MATERIAL FOR THE TASK:
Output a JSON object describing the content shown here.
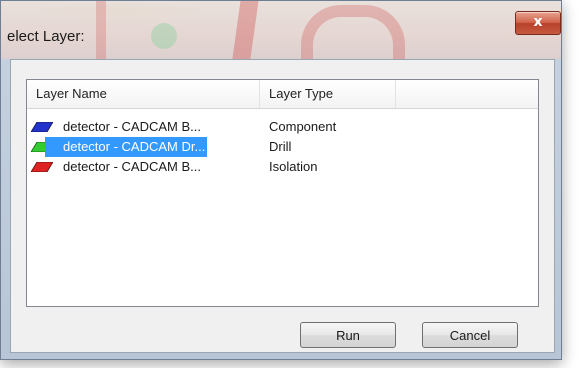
{
  "window": {
    "title": "elect Layer:",
    "close_glyph": "x"
  },
  "list": {
    "columns": [
      "Layer Name",
      "Layer Type"
    ],
    "rows": [
      {
        "name": "detector - CADCAM B...",
        "type": "Component",
        "color": "#2233cc",
        "selected": false
      },
      {
        "name": "detector - CADCAM Dr...",
        "type": "Drill",
        "color": "#33cc33",
        "selected": true
      },
      {
        "name": "detector - CADCAM B...",
        "type": "Isolation",
        "color": "#dd2222",
        "selected": false
      }
    ]
  },
  "buttons": {
    "run": "Run",
    "cancel": "Cancel"
  },
  "colors": {
    "selection": "#3399ff",
    "close_button": "#c55b3f"
  }
}
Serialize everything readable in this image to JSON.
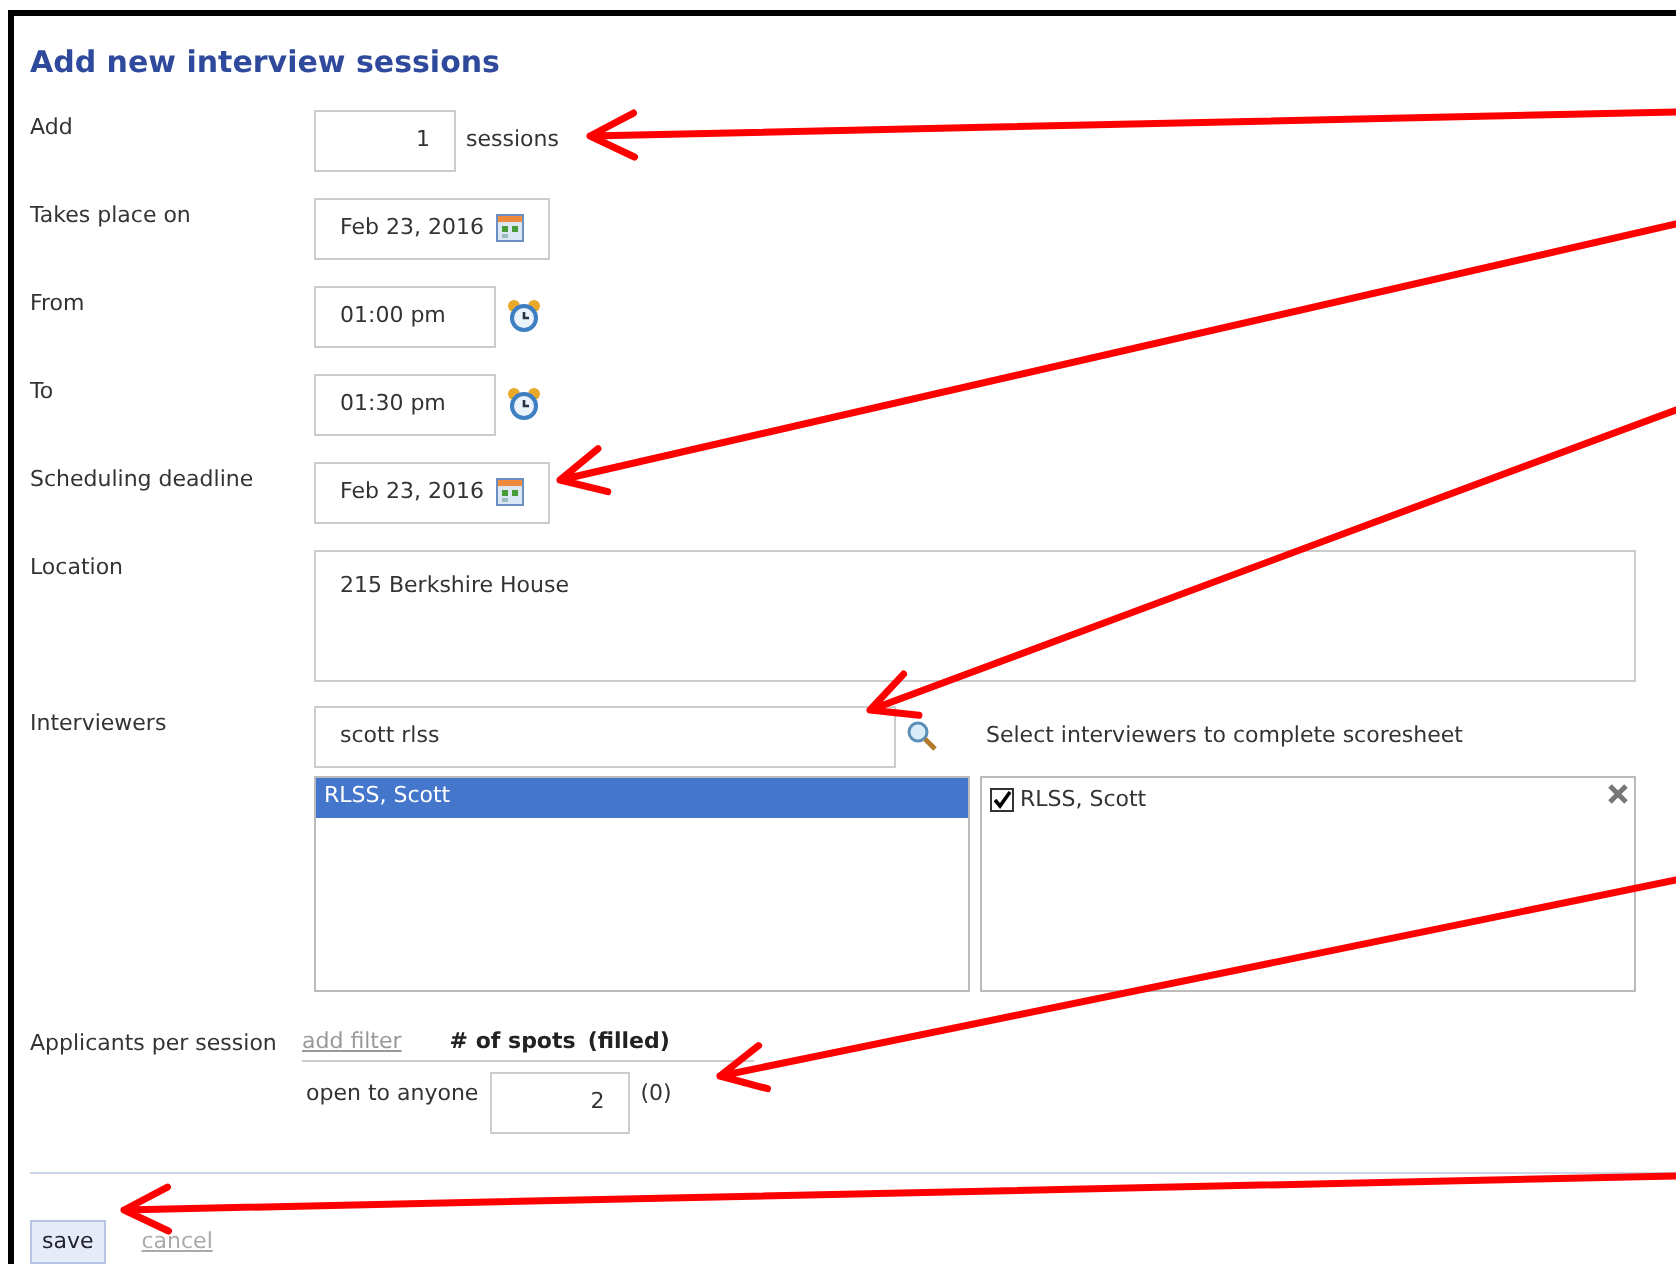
{
  "title": "Add new interview sessions",
  "rows": [
    {
      "label": "Add",
      "kind": "number",
      "value": "1",
      "suffix": "sessions"
    },
    {
      "label": "Takes place on",
      "kind": "date",
      "value": "Feb 23, 2016"
    },
    {
      "label": "From",
      "kind": "time",
      "value": "01:00 pm"
    },
    {
      "label": "To",
      "kind": "time",
      "value": "01:30 pm"
    },
    {
      "label": "Scheduling deadline",
      "kind": "date",
      "value": "Feb 23, 2016"
    },
    {
      "label": "Location",
      "kind": "textarea",
      "value": "215 Berkshire House"
    }
  ],
  "interviewers": {
    "label": "Interviewers",
    "search_value": "scott rlss",
    "hint": "Select interviewers to complete scoresheet",
    "results": [
      {
        "name": "RLSS, Scott",
        "selected": true
      }
    ],
    "chosen": [
      {
        "name": "RLSS, Scott",
        "checked": true
      }
    ]
  },
  "applicants": {
    "label": "Applicants per session",
    "filter_link": "add filter",
    "spots_header": "# of spots",
    "filled_header": "(filled)",
    "groups": [
      {
        "label": "open to anyone",
        "spots": "2",
        "filled": "(0)"
      }
    ]
  },
  "actions": [
    {
      "kind": "button",
      "label": "save"
    },
    {
      "kind": "link",
      "label": "cancel"
    }
  ]
}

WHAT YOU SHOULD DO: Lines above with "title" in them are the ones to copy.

RESULT FOR THIS EXERCISE:
    "title": "elect Layer:",
  "title": "Add new interview sessions",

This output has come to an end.